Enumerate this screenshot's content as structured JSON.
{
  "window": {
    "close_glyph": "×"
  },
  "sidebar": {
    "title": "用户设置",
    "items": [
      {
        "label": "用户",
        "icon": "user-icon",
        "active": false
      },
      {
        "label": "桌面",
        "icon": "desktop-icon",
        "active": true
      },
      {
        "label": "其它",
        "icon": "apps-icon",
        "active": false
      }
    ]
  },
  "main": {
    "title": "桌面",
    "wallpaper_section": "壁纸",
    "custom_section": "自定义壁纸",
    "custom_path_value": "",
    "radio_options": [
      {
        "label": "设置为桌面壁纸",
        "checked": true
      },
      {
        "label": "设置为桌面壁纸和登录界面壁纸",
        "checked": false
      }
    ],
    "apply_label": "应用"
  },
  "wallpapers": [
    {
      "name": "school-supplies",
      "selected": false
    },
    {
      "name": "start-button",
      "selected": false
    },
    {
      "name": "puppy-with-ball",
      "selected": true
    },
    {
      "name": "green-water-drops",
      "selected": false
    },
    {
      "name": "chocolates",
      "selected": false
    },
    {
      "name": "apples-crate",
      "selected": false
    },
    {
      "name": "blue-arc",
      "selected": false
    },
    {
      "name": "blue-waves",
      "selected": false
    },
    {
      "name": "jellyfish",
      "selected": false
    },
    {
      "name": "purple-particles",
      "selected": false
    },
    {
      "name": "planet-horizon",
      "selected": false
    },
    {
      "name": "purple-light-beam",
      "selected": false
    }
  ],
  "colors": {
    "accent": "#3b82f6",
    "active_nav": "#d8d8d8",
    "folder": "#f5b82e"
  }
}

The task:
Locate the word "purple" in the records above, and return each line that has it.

Response:
      "name": "purple-particles",
      "name": "purple-light-beam",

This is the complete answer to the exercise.